On appeal, Creel continued to argue that the ineffective assistance of trial counsel allowed a coerced confession to be used against Moore and that the confession was indeed prejudicial. A year ago, in published opinion, the appellate court agreed. That ruling was challenged by the State of Oregon, which sought a rehearing en banc.
Last July, the Ninth Circuit judges denied the request for rehearing and again issued the writ of habeas corpus in a 103-page opinion outlining the constitutional infirmities. The new opinion reaffirms that Moore is entitled to relief as described in the first opinion.
Given the strict standards for proving both a coerced confession and ineffective counsel in a post conviction case, Creel, who joined the UNM law faculty in 2007, was pleased for her client.

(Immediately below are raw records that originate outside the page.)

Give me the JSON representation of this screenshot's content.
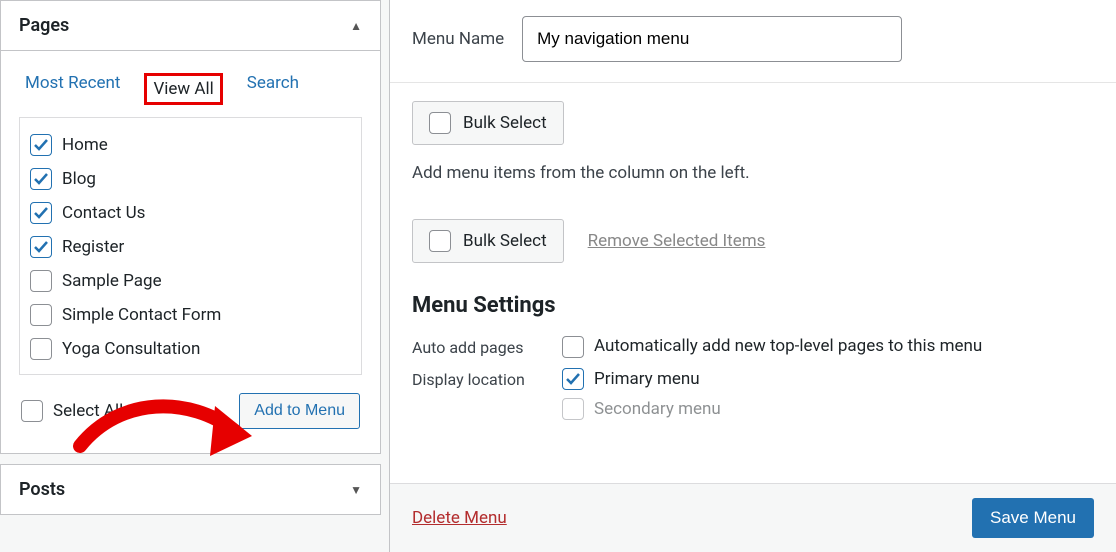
{
  "left": {
    "panels": {
      "pages": {
        "title": "Pages",
        "expanded": true
      },
      "posts": {
        "title": "Posts",
        "expanded": false
      }
    },
    "tabs": {
      "recent": "Most Recent",
      "view_all": "View All",
      "search": "Search",
      "active": "view_all"
    },
    "items": [
      {
        "label": "Home",
        "checked": true
      },
      {
        "label": "Blog",
        "checked": true
      },
      {
        "label": "Contact Us",
        "checked": true
      },
      {
        "label": "Register",
        "checked": true
      },
      {
        "label": "Sample Page",
        "checked": false
      },
      {
        "label": "Simple Contact Form",
        "checked": false
      },
      {
        "label": "Yoga Consultation",
        "checked": false
      }
    ],
    "select_all_label": "Select All",
    "add_button": "Add to Menu"
  },
  "right": {
    "menu_name_label": "Menu Name",
    "menu_name_value": "My navigation menu",
    "bulk_select_label": "Bulk Select",
    "hint": "Add menu items from the column on the left.",
    "remove_selected": "Remove Selected Items",
    "settings_heading": "Menu Settings",
    "auto_add": {
      "label": "Auto add pages",
      "option": "Automatically add new top-level pages to this menu",
      "checked": false
    },
    "display_location": {
      "label": "Display location",
      "options": [
        {
          "label": "Primary menu",
          "checked": true
        },
        {
          "label": "Secondary menu",
          "checked": false
        }
      ]
    },
    "delete_label": "Delete Menu",
    "save_label": "Save Menu"
  }
}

"When I first met with him, I told him that our chances of succeeding in a federal habeas petition were very slim. Because federal habeas statutes require strict deadlines and procedural rules, deference to the state court decision and an extremely high standard for relief, habeas is an uphill battle even in the best cases in which the constitutional error has been preserved and you have a good record," she says. "Very few habeas petitions filed in U.S. district courts by state prisoners in non-capital cases are granted and this case reaffirms that our constitutional rights afforded to us as individuals are worth protecting, that we can’t just throw people in jail based on improper interrogation tactics."
The case has been stayed for 90 days to allow the state to file a writ of certiorari. If the U.S. Supreme Court refuses to hear the case, Moore will be released after 17 years of imprisonment, unless the state decides to refile charges, in which case he will finally have his day in court or receive a fair remedy by the State of Oregon.